---------- Data for analysis

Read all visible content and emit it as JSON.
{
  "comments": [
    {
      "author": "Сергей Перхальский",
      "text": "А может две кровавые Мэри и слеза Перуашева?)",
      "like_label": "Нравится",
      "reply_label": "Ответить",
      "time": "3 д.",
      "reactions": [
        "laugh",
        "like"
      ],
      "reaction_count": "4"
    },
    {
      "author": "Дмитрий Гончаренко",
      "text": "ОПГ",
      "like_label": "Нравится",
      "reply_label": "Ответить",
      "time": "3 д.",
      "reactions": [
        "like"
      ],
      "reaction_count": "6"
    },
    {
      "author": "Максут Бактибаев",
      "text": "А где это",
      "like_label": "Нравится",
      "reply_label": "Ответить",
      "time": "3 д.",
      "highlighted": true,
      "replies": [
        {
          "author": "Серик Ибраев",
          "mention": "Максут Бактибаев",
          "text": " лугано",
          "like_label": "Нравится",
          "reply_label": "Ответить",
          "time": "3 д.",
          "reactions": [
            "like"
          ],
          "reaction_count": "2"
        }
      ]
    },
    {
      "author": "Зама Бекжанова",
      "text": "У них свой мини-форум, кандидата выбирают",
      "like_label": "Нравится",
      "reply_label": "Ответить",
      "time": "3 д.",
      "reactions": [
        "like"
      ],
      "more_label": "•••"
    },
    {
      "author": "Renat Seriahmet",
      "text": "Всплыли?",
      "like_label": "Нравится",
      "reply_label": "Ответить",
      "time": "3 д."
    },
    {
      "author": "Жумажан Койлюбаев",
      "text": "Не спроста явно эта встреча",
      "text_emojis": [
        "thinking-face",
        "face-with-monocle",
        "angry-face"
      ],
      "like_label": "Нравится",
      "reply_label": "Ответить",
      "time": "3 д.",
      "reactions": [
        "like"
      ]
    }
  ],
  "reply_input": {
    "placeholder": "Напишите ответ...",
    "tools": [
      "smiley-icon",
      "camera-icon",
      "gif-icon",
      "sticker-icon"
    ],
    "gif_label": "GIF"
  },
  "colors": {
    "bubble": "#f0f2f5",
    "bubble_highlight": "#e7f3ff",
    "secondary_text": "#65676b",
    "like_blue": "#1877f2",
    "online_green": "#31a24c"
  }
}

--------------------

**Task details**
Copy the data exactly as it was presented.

**Output for this exercise**
Read all visible content and emit it as JSON.
{
  "comments": [
    {
      "author": "Сергей Перхальский",
      "text": "А может две кровавые Мэри и слеза Перуашева?)",
      "like_label": "Нравится",
      "reply_label": "Ответить",
      "time": "3 д.",
      "reactions": [
        "laugh",
        "like"
      ],
      "reaction_count": "4"
    },
    {
      "author": "Дмитрий Гончаренко",
      "text": "ОПГ",
      "like_label": "Нравится",
      "reply_label": "Ответить",
      "time": "3 д.",
      "reactions": [
        "like"
      ],
      "reaction_count": "6"
    },
    {
      "author": "Максут Бактибаев",
      "text": "А где это",
      "like_label": "Нравится",
      "reply_label": "Ответить",
      "time": "3 д.",
      "highlighted": true,
      "replies": [
        {
          "author": "Серик Ибраев",
          "mention": "Максут Бактибаев",
          "text": " лугано",
          "like_label": "Нравится",
          "reply_label": "Ответить",
          "time": "3 д.",
          "reactions": [
            "like"
          ],
          "reaction_count": "2"
        }
      ]
    },
    {
      "author": "Зама Бекжанова",
      "text": "У них свой мини-форум, кандидата выбирают",
      "like_label": "Нравится",
      "reply_label": "Ответить",
      "time": "3 д.",
      "reactions": [
        "like"
      ],
      "more_label": "•••"
    },
    {
      "author": "Renat Seriahmet",
      "text": "Всплыли?",
      "like_label": "Нравится",
      "reply_label": "Ответить",
      "time": "3 д."
    },
    {
      "author": "Жумажан Койлюбаев",
      "text": "Не спроста явно эта встреча",
      "text_emojis": [
        "thinking-face",
        "face-with-monocle",
        "angry-face"
      ],
      "like_label": "Нравится",
      "reply_label": "Ответить",
      "time": "3 д.",
      "reactions": [
        "like"
      ]
    }
  ],
  "reply_input": {
    "placeholder": "Напишите ответ...",
    "tools": [
      "smiley-icon",
      "camera-icon",
      "gif-icon",
      "sticker-icon"
    ],
    "gif_label": "GIF"
  },
  "colors": {
    "bubble": "#f0f2f5",
    "bubble_highlight": "#e7f3ff",
    "secondary_text": "#65676b",
    "like_blue": "#1877f2",
    "online_green": "#31a24c"
  }
}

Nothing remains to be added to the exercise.